The MSA feature of the Kennedy-Kassebaum bill passed last year
will not have all these good results because it is hemmed in by
restrictions. That bill is insulting to the American people because it
makes MSAs available to only 750,000 out of 250,000,000 Americans, a
factor that limits the market too drastically to allow a fair test.
In 1994, the American people decisively rejected the grandiose
Clinton plan for the Federal Government to be the manager, the
financier, and the regulator of the health care industry. What we are
witnessing now is an attempt by Kennedy, Clinton and Hatch to enact the
same plan incrementally, starting with children.
Let's not lose our perspective. Children are the healthiest
segment of our society. Contrary to Hatch's extravagant rhetoric, most
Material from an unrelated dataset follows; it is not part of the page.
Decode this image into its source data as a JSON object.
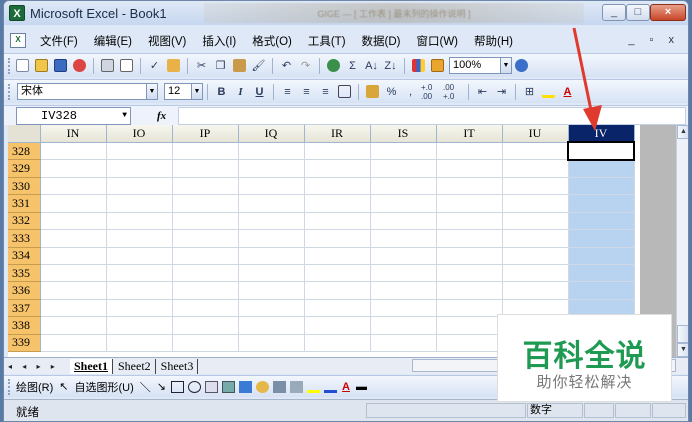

of the children who lack health insurance are not "scarred for the rest
of their lives."
When I was growing up, my family had no health insurance, or even
a family doctor. I personally never saw a doctor (except an optician
to get glasses) until I was 25 years old and pregnant with my first
child. I never had any of the so-called preventive-care examinations;
I never had any vaccines. I had all the childhood diseases without
ever seeing a doctor.
Part of the plan to promote KidCare is an attempt to dictate
health care, mandate vaccines, and enter everybody's medical record on
computers. This is unacceptable in a free society. Parents should
have the freedom, as well as the responsibility, to make their own
decisions about their children's health care.
Congress's alleged responsibility to provide health care for all
Americans, or even for all children, is a totalitarian idea. If
Congress feels the urge to dictate the purchase of health insurance,
Congress could do that efficiently at no cost to the taxpayers by
mandating that a portion of the Earned Income Tax Credit be spent for